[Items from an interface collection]
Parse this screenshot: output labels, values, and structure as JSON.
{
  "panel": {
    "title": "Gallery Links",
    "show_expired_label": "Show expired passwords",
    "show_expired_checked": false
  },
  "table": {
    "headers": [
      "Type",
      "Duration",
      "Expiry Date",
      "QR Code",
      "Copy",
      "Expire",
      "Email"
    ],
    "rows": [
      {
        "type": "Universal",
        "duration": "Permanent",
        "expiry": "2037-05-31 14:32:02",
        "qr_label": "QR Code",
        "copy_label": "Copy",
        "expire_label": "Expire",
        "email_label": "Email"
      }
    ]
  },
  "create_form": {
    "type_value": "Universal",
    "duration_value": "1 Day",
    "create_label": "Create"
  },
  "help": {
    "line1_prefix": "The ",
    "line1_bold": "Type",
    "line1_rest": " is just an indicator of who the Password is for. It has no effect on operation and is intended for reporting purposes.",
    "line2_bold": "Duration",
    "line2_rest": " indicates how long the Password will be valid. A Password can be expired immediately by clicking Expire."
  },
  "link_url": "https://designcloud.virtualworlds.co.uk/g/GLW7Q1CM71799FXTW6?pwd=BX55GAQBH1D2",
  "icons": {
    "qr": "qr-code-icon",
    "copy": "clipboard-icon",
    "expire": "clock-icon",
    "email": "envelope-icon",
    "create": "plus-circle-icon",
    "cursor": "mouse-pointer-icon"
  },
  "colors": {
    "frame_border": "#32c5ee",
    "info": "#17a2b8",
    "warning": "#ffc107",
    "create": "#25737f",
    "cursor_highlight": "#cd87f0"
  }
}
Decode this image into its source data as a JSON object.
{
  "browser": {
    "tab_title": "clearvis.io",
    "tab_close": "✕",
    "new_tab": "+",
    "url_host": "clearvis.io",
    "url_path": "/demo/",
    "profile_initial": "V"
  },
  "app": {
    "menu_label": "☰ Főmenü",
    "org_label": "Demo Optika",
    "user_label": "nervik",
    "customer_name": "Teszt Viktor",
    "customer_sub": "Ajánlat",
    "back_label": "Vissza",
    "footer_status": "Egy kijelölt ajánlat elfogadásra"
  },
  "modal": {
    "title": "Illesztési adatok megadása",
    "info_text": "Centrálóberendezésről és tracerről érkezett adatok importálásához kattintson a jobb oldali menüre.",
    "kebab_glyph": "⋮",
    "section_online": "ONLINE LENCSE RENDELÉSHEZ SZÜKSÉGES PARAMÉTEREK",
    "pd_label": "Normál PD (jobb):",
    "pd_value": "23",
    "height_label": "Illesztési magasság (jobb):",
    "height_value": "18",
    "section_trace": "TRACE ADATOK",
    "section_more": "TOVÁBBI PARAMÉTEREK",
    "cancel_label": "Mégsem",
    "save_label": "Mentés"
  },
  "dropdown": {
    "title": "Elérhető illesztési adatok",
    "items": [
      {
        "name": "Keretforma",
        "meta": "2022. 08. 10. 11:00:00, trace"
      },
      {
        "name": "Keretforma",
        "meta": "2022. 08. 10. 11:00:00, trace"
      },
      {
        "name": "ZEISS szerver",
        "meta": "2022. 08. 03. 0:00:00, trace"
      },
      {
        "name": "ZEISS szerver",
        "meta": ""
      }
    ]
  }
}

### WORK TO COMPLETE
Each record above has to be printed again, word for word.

### WRITTEN RESPONSE
Parse this screenshot: output labels, values, and structure as JSON.
{
  "panel": {
    "title": "Gallery Links",
    "show_expired_label": "Show expired passwords",
    "show_expired_checked": false
  },
  "table": {
    "headers": [
      "Type",
      "Duration",
      "Expiry Date",
      "QR Code",
      "Copy",
      "Expire",
      "Email"
    ],
    "rows": [
      {
        "type": "Universal",
        "duration": "Permanent",
        "expiry": "2037-05-31 14:32:02",
        "qr_label": "QR Code",
        "copy_label": "Copy",
        "expire_label": "Expire",
        "email_label": "Email"
      }
    ]
  },
  "create_form": {
    "type_value": "Universal",
    "duration_value": "1 Day",
    "create_label": "Create"
  },
  "help": {
    "line1_prefix": "The ",
    "line1_bold": "Type",
    "line1_rest": " is just an indicator of who the Password is for. It has no effect on operation and is intended for reporting purposes.",
    "line2_bold": "Duration",
    "line2_rest": " indicates how long the Password will be valid. A Password can be expired immediately by clicking Expire."
  },
  "link_url": "https://designcloud.virtualworlds.co.uk/g/GLW7Q1CM71799FXTW6?pwd=BX55GAQBH1D2",
  "icons": {
    "qr": "qr-code-icon",
    "copy": "clipboard-icon",
    "expire": "clock-icon",
    "email": "envelope-icon",
    "create": "plus-circle-icon",
    "cursor": "mouse-pointer-icon"
  },
  "colors": {
    "frame_border": "#32c5ee",
    "info": "#17a2b8",
    "warning": "#ffc107",
    "create": "#25737f",
    "cursor_highlight": "#cd87f0"
  }
}
Decode this image into its source data as a JSON object.
{
  "browser": {
    "tab_title": "clearvis.io",
    "tab_close": "✕",
    "new_tab": "+",
    "url_host": "clearvis.io",
    "url_path": "/demo/",
    "profile_initial": "V"
  },
  "app": {
    "menu_label": "☰ Főmenü",
    "org_label": "Demo Optika",
    "user_label": "nervik",
    "customer_name": "Teszt Viktor",
    "customer_sub": "Ajánlat",
    "back_label": "Vissza",
    "footer_status": "Egy kijelölt ajánlat elfogadásra"
  },
  "modal": {
    "title": "Illesztési adatok megadása",
    "info_text": "Centrálóberendezésről és tracerről érkezett adatok importálásához kattintson a jobb oldali menüre.",
    "kebab_glyph": "⋮",
    "section_online": "ONLINE LENCSE RENDELÉSHEZ SZÜKSÉGES PARAMÉTEREK",
    "pd_label": "Normál PD (jobb):",
    "pd_value": "23",
    "height_label": "Illesztési magasság (jobb):",
    "height_value": "18",
    "section_trace": "TRACE ADATOK",
    "section_more": "TOVÁBBI PARAMÉTEREK",
    "cancel_label": "Mégsem",
    "save_label": "Mentés"
  },
  "dropdown": {
    "title": "Elérhető illesztési adatok",
    "items": [
      {
        "name": "Keretforma",
        "meta": "2022. 08. 10. 11:00:00, trace"
      },
      {
        "name": "Keretforma",
        "meta": "2022. 08. 10. 11:00:00, trace"
      },
      {
        "name": "ZEISS szerver",
        "meta": "2022. 08. 03. 0:00:00, trace"
      },
      {
        "name": "ZEISS szerver",
        "meta": ""
      }
    ]
  }
}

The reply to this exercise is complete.